Earlier this week we learned of a Labour press release from Home Office minister Hazel Blears blaming Watford Borough Council for a recent outbreak of criminal and anti-social behaviour on the town’s Sherwoods estate. Youths have started congregating in a local subway and a few weeks ago they drove a car there and torched it! According to Ms Blears the local authority by not installing CCTV, rather than the young people themselves, is responsible.
It may surprise some that the minister is able to take time out from her busy job to comment on a relatively small issue in a small corner of our small town. Fortunately she didn't waste too much time - while she did manage to visit Watford, she made her comments from the comfort of the Labour Club near the railway station, rather than the Sherwoods estate itself, a couple of miles away.
The reason for her comments lies in Watford’s electoral politics. This May will see the town’s second election for a directly elected mayor. Four years ago Watfordians voted in a Liberal Democrat mayor and council, bringing to an end 30 years of Labour rule at the town hall. Last year Labour narrowly retained the parliamentary seat, against a strong Lib Dem challenge. Locally, there is no love lost between the two parties. So this is just a piece of electoral skirmishing.
The irony is that Watford Borough Council, under a Lib Dem mayor, has been singled out by the government for praise for its pioneering work against anti-social behaviour. Our local community safety partnership is a part of the Home Office’s TOGETHER campaign. We have our fair share of ABCs and ASBOs, although as good Liberals we make sure these are accompanied by measures to encourage changes in behaviour. Hazel Blears also takes us to task for not funding police community support officers (PCSOs) but (a) surely these are police personnel who should not be funded by district councils and (b) Watford already has one of the highest budgets of any district council for discretionary services that contribute towards tackling antisocial behaviour. And in this instance, along with partner organisations, we are funding CCTV to address the problem.
There are two worrying aspects to the minister’s intervention. In the first place, unless the government really believes that the entire public realm should be covered by CCTV, it stands to reason that young people intending to misbehave will simply avoid places where there are cameras to catch them. While cameras will help to make this particular spot safer, they are not a panacea.
More important, though, is the message about the behaviour itself. Hazel Blears comes very close to letting those who make others’ lives a misery though anti-social behaviour off the hook. It’s music to the ears of miscreant teenagers if the grown-ups start bickering over whose fault their bad behaviour is. The logical extension of Ms Blears' comments is that young people who terrorise a neighbourhood can’t really be to blame if the local authority has not installed CCTV and there are no PCSOs patrolling the area.
If the respect agenda is to mean anything it should be a closing of ranks by society against the terrorising of vulnerable by an anti-social minority.
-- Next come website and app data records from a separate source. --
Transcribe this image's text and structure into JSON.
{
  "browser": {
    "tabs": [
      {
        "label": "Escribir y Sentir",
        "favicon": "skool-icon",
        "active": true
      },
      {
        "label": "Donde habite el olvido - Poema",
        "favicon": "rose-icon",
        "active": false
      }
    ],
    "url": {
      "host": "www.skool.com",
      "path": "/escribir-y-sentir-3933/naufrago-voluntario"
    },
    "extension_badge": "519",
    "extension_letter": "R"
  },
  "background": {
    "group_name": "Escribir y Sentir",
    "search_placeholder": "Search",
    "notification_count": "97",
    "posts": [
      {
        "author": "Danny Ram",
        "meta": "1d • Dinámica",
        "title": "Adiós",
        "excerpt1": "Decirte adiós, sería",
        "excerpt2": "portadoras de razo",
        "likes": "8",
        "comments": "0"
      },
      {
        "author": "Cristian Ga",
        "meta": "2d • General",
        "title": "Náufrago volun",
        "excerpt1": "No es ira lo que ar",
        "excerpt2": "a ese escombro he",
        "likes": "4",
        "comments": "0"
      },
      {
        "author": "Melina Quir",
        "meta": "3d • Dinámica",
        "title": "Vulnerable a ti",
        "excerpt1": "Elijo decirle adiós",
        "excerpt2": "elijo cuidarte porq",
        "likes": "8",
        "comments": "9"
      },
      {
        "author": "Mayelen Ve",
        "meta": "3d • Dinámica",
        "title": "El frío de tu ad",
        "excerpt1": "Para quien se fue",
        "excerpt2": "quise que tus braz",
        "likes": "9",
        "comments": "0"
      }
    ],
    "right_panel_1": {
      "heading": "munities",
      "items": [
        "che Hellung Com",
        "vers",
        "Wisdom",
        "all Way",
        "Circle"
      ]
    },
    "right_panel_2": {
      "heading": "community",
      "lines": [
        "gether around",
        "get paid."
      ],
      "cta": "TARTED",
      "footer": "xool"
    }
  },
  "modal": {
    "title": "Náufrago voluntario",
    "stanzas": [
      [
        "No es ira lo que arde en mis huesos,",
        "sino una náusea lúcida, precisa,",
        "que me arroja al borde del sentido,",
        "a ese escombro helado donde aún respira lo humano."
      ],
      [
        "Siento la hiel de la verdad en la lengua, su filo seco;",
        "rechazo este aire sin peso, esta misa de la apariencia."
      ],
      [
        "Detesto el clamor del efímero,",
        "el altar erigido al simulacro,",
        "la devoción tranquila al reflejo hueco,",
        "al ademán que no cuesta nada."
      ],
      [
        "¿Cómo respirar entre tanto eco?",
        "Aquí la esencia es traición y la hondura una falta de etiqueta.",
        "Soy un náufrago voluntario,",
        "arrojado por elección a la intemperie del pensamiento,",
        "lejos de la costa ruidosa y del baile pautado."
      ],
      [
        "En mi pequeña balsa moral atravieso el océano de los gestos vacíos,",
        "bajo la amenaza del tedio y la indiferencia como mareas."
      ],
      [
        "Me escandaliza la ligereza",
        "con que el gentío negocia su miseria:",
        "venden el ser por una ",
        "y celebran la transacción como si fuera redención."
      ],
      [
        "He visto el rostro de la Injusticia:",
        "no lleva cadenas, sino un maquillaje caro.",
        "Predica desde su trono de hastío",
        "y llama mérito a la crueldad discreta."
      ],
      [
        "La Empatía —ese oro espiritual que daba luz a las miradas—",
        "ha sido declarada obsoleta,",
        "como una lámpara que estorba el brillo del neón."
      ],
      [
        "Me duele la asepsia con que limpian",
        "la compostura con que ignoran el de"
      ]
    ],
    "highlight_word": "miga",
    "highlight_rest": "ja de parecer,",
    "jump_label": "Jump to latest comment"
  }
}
If it simply a matter of parties bickering over the installation of security cameras then that lets the perpetrators off the hook and renders the whole debate pretty worthless.